Protect yourself and loved ones by updating your vaccines
8/3/2020 by Robert M. Jacobson, MD
August is annually observed as National Immunization Month which usually serves as a reminder to make vaccination appointments before school begins in the fall.
As a result of the COVID-19 epidemic however, it is undecided whether children will be studying in classrooms together next month. Our daily routines have changed as well; we are now wearing masks, practicing social distancing, monitoring hand hygiene, and reducing local and distance travel. Many people are also avoiding routine medical care as a result of the pandemic, leaving immunizations out of date.
While it is important to do whatever is possible to stop COVID-19 from spreading, we should still maintain our preventive medical care — including routine immunizations — because we are still at risk for many diseases preventable by vaccines.
A recent study showed half of the children who present with COVID-19 have a second infection with a respiratory illness. Cases of vaccine-preventable diseases, such as influenza, pertussis, and measles, may also be confused with COVID-19. The risk of lockjaw (tetanus) and environmental exposure to hepatitis B are just as likely to present themselves during outdoor recreation in a community that is practicing social distancing and masking as in prior years.
- Children starting kindergarten need preschool vaccinations, including the combination diphtheria-tetanus-acellular pertussis-polio vaccine (DTaP-IPV) and the combination measles-mumps-rubella-varicella vaccine (MMRV).
- Nine-year-olds should start their human papillomavirus vaccine (HPV). Doing so takes advantage of youthfully vigorous immunity, allowing them to get only two doses rather than three if they wait until they are older.
- Eleven and twelve-year-olds need their adolescent/adult tetanus-diphtheria-acellular pertussis vaccine (DTaP) and the first dose of meningococcal ACWY vaccine (MenACWY-D).
- Sixteen-year-olds should get their second dose of meningococcal ACWY vaccine (MenACWY-D) as the protection from their first dose starts waning.
- Adults age fifty should get their two-dose recombinant shingles vaccine (RZV) series as soon as possible.
Taking charge of your preventive health care by scheduling immunizations will help you avoid unnecessary risks for you and your family. Check with your care team this month to make sure you, and your family, are up-to-date with all recommended immunizations, and remember to get the influenza vaccine when it becomes available this fall.

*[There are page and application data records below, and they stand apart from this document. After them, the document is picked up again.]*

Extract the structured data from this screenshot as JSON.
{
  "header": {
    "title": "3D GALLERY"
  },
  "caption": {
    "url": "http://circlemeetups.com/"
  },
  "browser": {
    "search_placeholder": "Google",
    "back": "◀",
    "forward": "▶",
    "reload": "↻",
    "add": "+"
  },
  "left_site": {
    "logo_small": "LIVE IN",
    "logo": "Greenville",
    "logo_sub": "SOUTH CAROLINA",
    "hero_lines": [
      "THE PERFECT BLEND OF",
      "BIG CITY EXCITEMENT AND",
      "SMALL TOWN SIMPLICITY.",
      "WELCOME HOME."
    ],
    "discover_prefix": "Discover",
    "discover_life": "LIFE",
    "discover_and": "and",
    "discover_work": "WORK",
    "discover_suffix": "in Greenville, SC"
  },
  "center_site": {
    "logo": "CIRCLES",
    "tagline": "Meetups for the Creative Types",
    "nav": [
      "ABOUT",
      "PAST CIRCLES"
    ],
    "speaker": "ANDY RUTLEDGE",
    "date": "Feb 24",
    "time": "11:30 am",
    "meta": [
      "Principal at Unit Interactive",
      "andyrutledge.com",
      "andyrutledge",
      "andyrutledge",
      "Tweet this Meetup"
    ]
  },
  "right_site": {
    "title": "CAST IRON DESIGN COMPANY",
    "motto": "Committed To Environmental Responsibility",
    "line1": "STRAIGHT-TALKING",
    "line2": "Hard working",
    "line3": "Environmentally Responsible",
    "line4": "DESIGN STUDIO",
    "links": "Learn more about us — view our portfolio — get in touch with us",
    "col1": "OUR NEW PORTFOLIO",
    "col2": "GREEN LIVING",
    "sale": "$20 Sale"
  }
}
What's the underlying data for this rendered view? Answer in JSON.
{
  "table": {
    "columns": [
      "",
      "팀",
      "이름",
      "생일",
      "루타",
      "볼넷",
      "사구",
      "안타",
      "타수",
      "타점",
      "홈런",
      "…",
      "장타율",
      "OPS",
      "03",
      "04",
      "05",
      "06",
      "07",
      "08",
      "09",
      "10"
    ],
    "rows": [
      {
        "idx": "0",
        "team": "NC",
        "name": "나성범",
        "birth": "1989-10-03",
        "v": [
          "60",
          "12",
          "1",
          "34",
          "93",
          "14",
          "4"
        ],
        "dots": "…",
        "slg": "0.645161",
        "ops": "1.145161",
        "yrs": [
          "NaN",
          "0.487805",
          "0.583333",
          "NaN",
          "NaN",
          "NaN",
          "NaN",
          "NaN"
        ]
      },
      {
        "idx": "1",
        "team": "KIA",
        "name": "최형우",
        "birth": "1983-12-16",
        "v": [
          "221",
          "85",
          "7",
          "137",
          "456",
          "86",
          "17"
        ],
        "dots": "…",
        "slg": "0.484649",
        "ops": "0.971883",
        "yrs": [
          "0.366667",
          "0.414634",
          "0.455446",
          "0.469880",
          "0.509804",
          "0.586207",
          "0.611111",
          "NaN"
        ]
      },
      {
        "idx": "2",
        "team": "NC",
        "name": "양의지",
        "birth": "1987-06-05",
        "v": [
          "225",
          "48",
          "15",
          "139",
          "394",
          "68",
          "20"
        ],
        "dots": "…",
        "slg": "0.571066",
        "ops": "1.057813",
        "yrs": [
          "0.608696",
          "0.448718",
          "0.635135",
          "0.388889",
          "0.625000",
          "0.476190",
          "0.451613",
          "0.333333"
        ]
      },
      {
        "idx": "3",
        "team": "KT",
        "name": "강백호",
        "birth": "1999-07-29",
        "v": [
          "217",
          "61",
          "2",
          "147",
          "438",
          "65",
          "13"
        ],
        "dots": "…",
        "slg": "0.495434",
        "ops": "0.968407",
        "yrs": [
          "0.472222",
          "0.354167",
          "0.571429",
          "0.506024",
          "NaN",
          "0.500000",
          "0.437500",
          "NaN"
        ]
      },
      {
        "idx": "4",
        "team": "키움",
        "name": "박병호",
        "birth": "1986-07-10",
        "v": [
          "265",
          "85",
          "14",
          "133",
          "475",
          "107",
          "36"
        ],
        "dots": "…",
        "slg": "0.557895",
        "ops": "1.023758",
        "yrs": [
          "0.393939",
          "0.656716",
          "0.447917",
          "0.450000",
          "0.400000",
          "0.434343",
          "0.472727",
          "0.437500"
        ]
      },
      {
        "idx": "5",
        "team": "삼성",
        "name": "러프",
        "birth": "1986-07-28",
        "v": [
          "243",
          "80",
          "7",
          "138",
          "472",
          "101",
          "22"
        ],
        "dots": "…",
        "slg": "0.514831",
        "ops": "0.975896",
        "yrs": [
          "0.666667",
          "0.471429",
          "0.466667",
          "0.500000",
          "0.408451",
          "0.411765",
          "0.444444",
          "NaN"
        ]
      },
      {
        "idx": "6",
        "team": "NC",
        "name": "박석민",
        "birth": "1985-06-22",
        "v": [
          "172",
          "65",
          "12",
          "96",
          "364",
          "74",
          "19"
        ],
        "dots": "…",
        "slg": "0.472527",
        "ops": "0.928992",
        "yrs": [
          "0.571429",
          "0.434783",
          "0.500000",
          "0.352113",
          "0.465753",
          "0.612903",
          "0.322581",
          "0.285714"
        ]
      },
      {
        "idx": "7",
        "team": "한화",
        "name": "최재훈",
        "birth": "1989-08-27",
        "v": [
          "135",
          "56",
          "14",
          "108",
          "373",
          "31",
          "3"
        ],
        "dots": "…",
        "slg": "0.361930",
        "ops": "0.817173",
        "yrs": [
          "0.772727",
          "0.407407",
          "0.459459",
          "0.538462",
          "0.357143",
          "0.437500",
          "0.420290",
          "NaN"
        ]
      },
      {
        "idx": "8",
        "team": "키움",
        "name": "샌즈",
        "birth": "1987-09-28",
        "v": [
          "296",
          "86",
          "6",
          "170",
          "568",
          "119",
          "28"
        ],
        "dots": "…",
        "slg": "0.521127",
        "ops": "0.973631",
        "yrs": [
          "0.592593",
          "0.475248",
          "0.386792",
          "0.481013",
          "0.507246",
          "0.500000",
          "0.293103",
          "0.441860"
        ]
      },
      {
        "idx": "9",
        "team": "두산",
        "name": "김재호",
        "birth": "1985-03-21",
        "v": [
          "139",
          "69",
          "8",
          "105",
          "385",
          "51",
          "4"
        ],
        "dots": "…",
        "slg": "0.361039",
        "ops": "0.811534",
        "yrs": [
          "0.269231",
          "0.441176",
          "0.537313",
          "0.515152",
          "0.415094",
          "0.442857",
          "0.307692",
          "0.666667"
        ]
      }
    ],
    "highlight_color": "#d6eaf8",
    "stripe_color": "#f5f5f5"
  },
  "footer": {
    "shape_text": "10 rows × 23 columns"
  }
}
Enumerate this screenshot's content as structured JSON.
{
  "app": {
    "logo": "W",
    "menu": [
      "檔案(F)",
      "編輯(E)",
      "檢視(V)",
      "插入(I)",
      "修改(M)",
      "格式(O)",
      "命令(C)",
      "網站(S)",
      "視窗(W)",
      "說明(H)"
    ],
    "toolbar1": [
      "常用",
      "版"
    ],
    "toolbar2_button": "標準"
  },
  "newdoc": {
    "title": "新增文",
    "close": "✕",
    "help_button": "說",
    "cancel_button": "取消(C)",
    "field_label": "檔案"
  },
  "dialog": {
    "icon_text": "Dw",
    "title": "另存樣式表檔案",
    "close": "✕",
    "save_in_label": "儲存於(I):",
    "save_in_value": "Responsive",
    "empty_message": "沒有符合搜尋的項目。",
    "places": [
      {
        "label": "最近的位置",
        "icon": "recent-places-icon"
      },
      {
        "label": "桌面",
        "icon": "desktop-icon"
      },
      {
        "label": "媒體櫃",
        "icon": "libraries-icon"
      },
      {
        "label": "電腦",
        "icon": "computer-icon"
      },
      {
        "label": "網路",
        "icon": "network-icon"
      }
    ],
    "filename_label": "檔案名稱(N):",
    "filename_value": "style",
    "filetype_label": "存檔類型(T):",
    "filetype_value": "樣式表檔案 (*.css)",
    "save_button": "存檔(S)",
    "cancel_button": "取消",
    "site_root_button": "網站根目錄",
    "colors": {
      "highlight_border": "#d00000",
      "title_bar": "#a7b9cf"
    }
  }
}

Dr. Robert M. Jacobson is a pediatrician in Primary Care in Rochester and Kasson's Division of Community Pediatric and Adolescent Medicine (CPAM) and medical directory of the Primary Care in Southeast Minnesota Immunization Program.